Work task: Please work out how many lines in the material contain "JSON" and give only that figure.

The data:
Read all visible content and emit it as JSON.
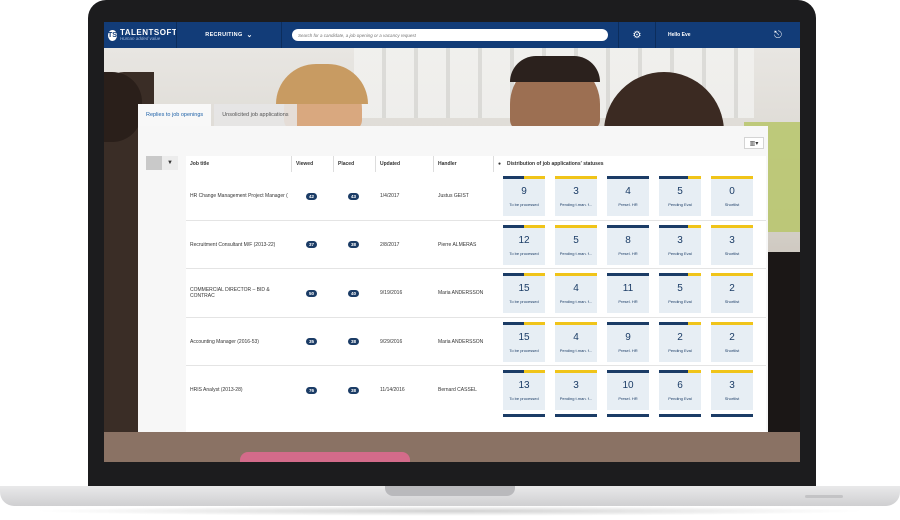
{
  "nav": {
    "logo_name": "TALENTSOFT",
    "logo_tagline": "Human added value",
    "logo_mark": "TS",
    "section": "RECRUITING",
    "search_placeholder": "Search for a candidate, a job opening or a vacancy request",
    "user": "Hello Eve",
    "icons": [
      "gear-icon",
      "logout-icon",
      "chevron-down-icon"
    ]
  },
  "tabs": [
    {
      "label": "Replies to job openings",
      "active": true
    },
    {
      "label": "Unsolicited job applications",
      "active": false
    }
  ],
  "table": {
    "headers": {
      "job_title": "Job title",
      "viewed": "Viewed",
      "placed": "Placed",
      "updated": "Updated",
      "handler": "Handler",
      "distribution": "Distribution of job applications' statuses"
    },
    "rows": [
      {
        "job_title": "HR Change Management Project Manager (",
        "viewed": "42",
        "placed": "43",
        "updated": "1/4/2017",
        "handler": "Justus GEIST",
        "statuses": [
          "9",
          "3",
          "4",
          "5",
          "0"
        ]
      },
      {
        "job_title": "Recruitment Consultant M/F (2013-22)",
        "viewed": "37",
        "placed": "38",
        "updated": "2/8/2017",
        "handler": "Pierre ALMERAS",
        "statuses": [
          "12",
          "5",
          "8",
          "3",
          "3"
        ]
      },
      {
        "job_title": "COMMERCIAL DIRECTOR – BID & CONTRAC",
        "viewed": "50",
        "placed": "40",
        "updated": "9/19/2016",
        "handler": "Maria ANDERSSON",
        "statuses": [
          "15",
          "4",
          "11",
          "5",
          "2"
        ]
      },
      {
        "job_title": "Accounting Manager (2016-53)",
        "viewed": "35",
        "placed": "38",
        "updated": "9/29/2016",
        "handler": "Maria ANDERSSON",
        "statuses": [
          "15",
          "4",
          "9",
          "2",
          "2"
        ]
      },
      {
        "job_title": "HRIS Analyst (2013-28)",
        "viewed": "76",
        "placed": "38",
        "updated": "11/14/2016",
        "handler": "Bernard CASSEL",
        "statuses": [
          "13",
          "3",
          "10",
          "6",
          "3"
        ]
      }
    ],
    "status_labels": [
      "To be processed",
      "Pending t.man. f...",
      "Presel. HR",
      "Pending Eval",
      "Shortlist"
    ]
  },
  "colors": {
    "nav": "#123c78",
    "tile": "#e7eef4",
    "accent_yellow": "#f0c419",
    "accent_navy": "#1b3c66"
  }
}
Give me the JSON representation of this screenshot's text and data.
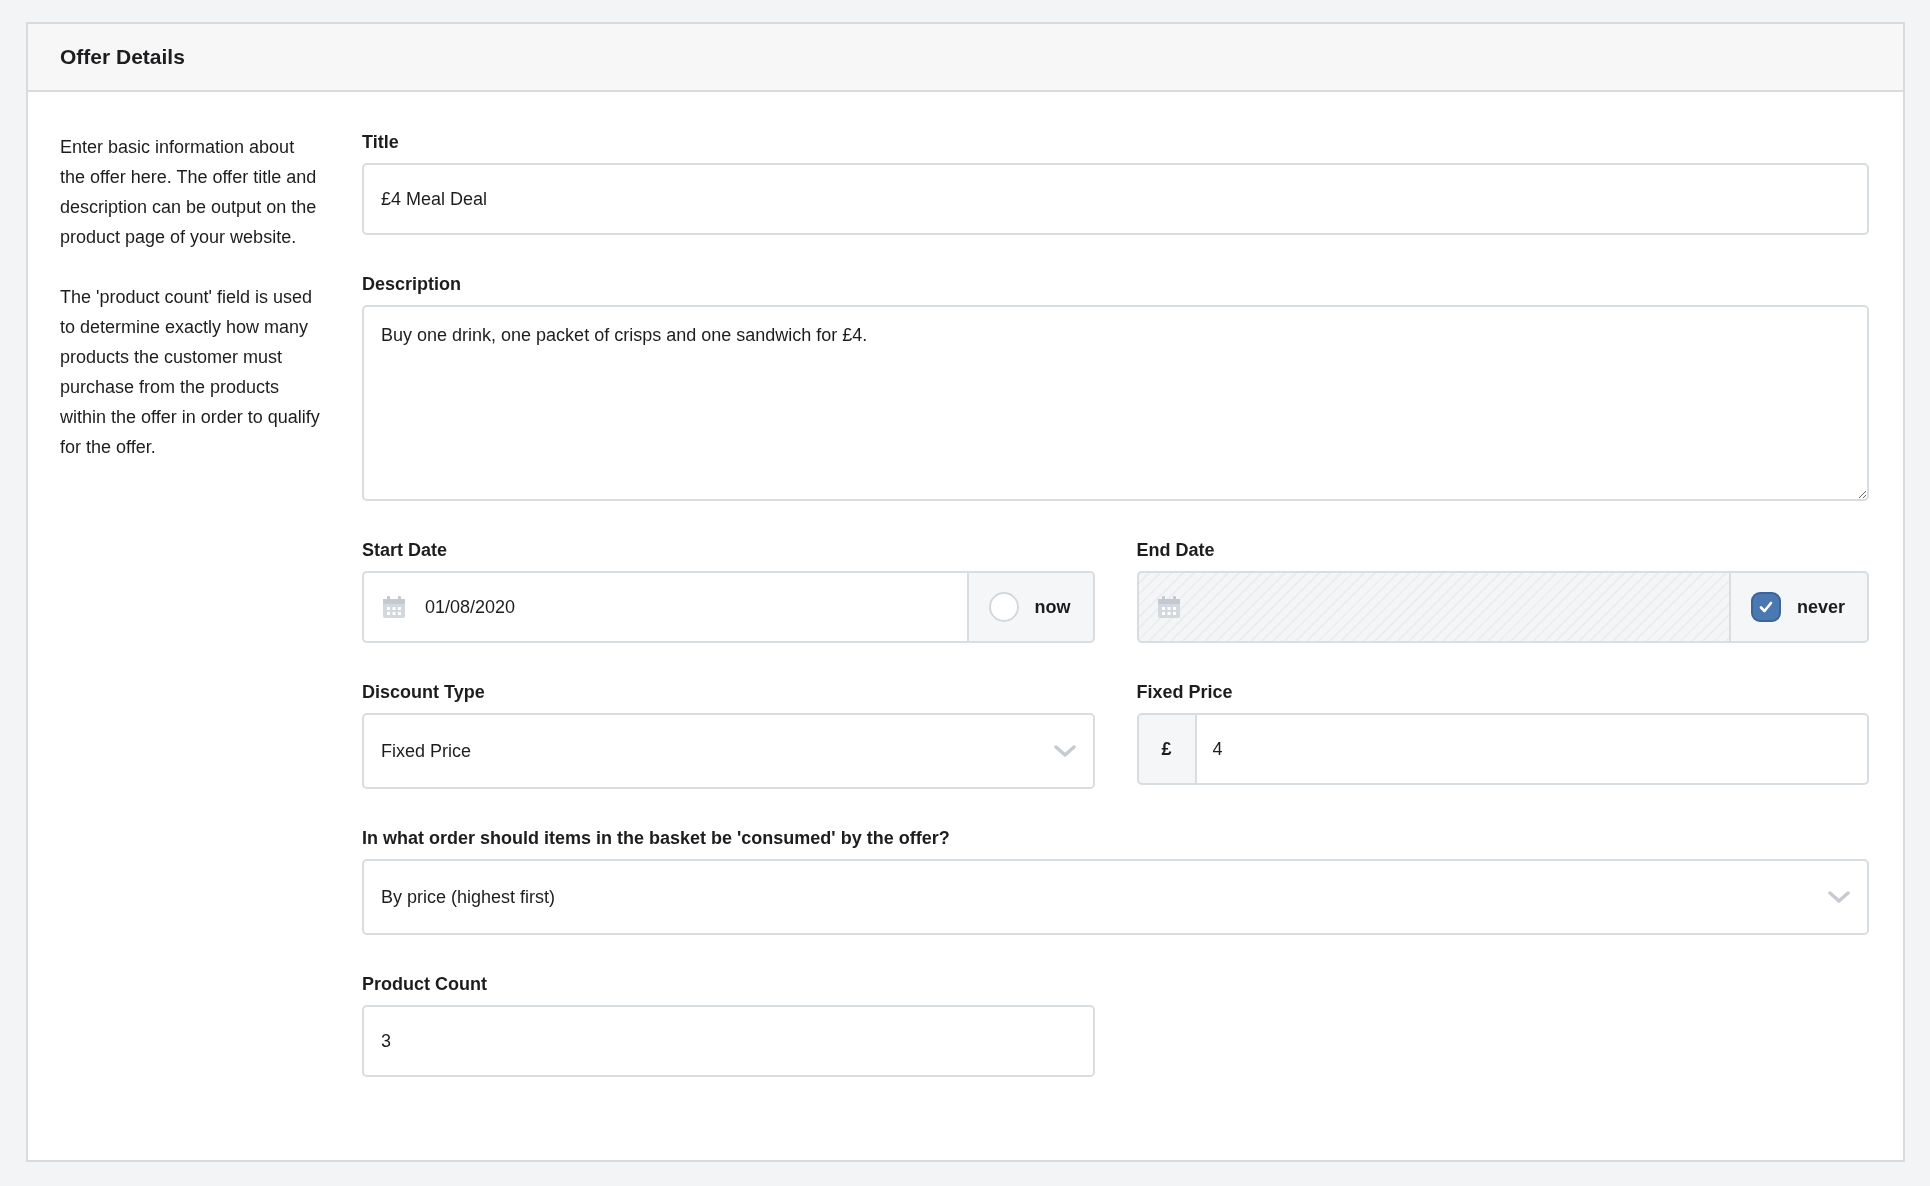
{
  "panel": {
    "title": "Offer Details"
  },
  "help": [
    "Enter basic information about the offer here. The offer title and description can be output on the product page of your website.",
    "The 'product count' field is used to determine exactly how many products the customer must purchase from the products within the offer in order to qualify for the offer."
  ],
  "rows": [
    {
      "fields": [
        {
          "kind": "text",
          "label": "Title",
          "value": "£4 Meal Deal"
        }
      ]
    },
    {
      "fields": [
        {
          "kind": "textarea",
          "label": "Description",
          "value": "Buy one drink, one packet of crisps and one sandwich for £4."
        }
      ]
    },
    {
      "fields": [
        {
          "kind": "date",
          "label": "Start Date",
          "value": "01/08/2020",
          "disabled": false,
          "toggle": {
            "label": "now",
            "checked": false
          }
        },
        {
          "kind": "date",
          "label": "End Date",
          "disabled": true,
          "toggle": {
            "label": "never",
            "checked": true
          }
        }
      ]
    },
    {
      "fields": [
        {
          "kind": "select",
          "label": "Discount Type",
          "value": "Fixed Price"
        },
        {
          "kind": "prefixed",
          "label": "Fixed Price",
          "prefix": "£",
          "value": "4"
        }
      ]
    },
    {
      "fields": [
        {
          "kind": "select",
          "label": "In what order should items in the basket be 'consumed' by the offer?",
          "value": "By price (highest first)"
        }
      ]
    },
    {
      "fields": [
        {
          "kind": "text",
          "label": "Product Count",
          "value": "3"
        },
        {
          "kind": "spacer"
        }
      ]
    }
  ]
}
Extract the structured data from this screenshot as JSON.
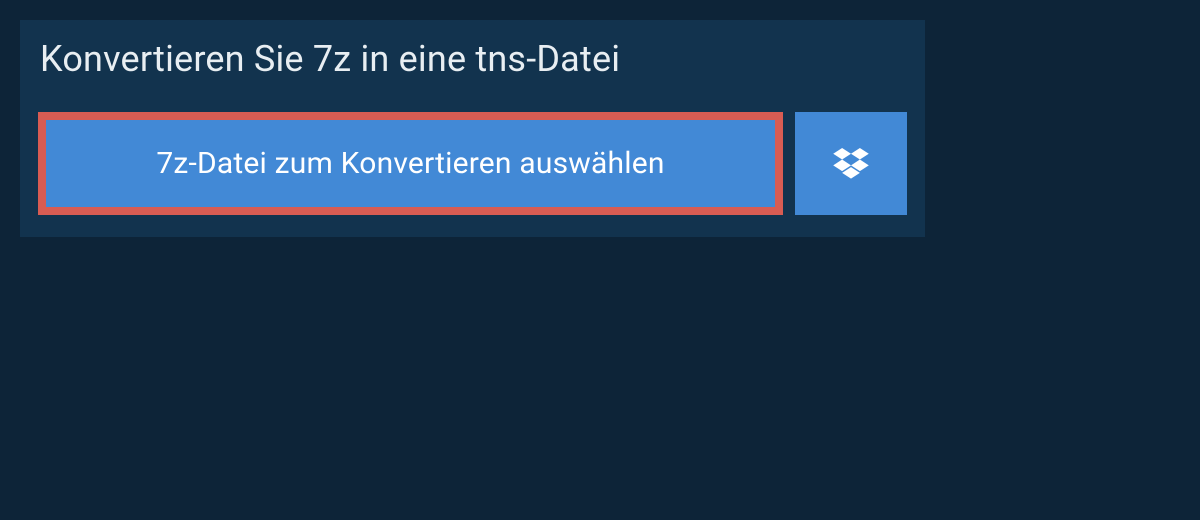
{
  "heading": "Konvertieren Sie 7z in eine tns-Datei",
  "select_button_label": "7z-Datei zum Konvertieren auswählen",
  "icons": {
    "dropbox": "dropbox-icon"
  },
  "colors": {
    "background": "#0d2438",
    "panel": "#12334e",
    "button": "#4289d6",
    "highlight_border": "#d85c53",
    "text_light": "#e8eef2",
    "text_white": "#ffffff"
  }
}
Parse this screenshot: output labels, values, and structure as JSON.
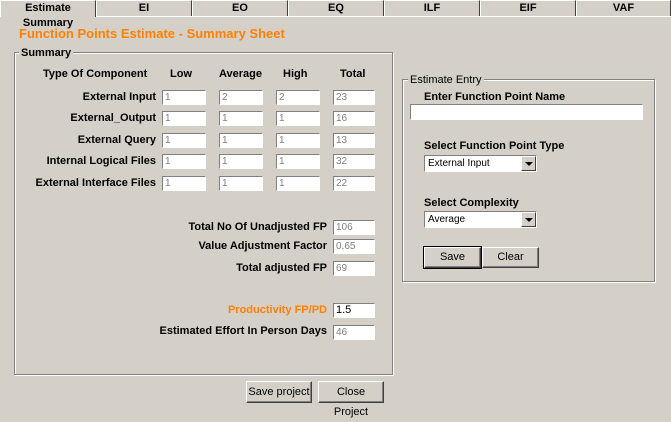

Task answer: 4